Work instruction: Scan the records for "Render". Report each line that includes it.

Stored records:
————
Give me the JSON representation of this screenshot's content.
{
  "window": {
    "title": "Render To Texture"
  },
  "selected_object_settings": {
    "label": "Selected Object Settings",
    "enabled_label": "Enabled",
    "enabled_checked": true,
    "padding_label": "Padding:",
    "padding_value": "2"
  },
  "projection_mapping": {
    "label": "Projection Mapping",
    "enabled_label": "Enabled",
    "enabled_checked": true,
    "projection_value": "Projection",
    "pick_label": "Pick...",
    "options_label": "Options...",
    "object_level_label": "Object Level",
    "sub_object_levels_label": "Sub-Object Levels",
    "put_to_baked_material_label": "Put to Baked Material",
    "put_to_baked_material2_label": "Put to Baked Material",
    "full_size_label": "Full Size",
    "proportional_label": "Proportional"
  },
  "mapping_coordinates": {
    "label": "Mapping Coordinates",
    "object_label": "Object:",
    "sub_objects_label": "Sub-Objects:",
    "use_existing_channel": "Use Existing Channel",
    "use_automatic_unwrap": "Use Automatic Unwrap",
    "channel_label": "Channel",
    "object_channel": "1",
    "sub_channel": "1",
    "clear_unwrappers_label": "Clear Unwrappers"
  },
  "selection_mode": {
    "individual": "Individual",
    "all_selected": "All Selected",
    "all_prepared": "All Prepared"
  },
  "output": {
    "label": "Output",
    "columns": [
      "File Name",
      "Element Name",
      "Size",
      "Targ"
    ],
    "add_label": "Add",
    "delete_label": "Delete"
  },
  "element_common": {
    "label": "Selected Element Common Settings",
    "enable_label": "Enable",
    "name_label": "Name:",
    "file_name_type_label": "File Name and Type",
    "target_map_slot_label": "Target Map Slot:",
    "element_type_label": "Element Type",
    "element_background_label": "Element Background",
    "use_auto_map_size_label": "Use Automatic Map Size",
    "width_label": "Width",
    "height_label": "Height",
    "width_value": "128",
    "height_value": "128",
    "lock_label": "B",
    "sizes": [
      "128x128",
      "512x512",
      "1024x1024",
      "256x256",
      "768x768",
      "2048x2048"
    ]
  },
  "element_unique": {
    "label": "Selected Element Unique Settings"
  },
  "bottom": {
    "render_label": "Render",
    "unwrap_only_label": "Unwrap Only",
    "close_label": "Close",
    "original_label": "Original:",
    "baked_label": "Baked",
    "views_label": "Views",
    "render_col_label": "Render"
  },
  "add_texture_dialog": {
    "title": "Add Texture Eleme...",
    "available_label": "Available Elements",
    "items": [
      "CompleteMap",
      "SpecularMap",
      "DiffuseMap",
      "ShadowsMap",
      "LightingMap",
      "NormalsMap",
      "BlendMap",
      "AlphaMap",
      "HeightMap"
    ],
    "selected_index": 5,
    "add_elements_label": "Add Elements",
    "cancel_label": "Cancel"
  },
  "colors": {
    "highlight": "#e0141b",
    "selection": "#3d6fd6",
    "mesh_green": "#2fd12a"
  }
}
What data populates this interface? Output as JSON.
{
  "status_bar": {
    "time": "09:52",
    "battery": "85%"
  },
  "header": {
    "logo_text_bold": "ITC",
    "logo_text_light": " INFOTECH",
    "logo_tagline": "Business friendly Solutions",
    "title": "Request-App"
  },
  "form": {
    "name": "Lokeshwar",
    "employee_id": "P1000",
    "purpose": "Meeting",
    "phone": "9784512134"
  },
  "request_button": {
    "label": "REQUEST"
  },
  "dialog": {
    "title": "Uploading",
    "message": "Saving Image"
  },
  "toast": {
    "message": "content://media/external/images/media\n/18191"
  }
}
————
Task solution:
    "title": "Render To Texture"
    "render_label": "Render",
    "render_col_label": "Render"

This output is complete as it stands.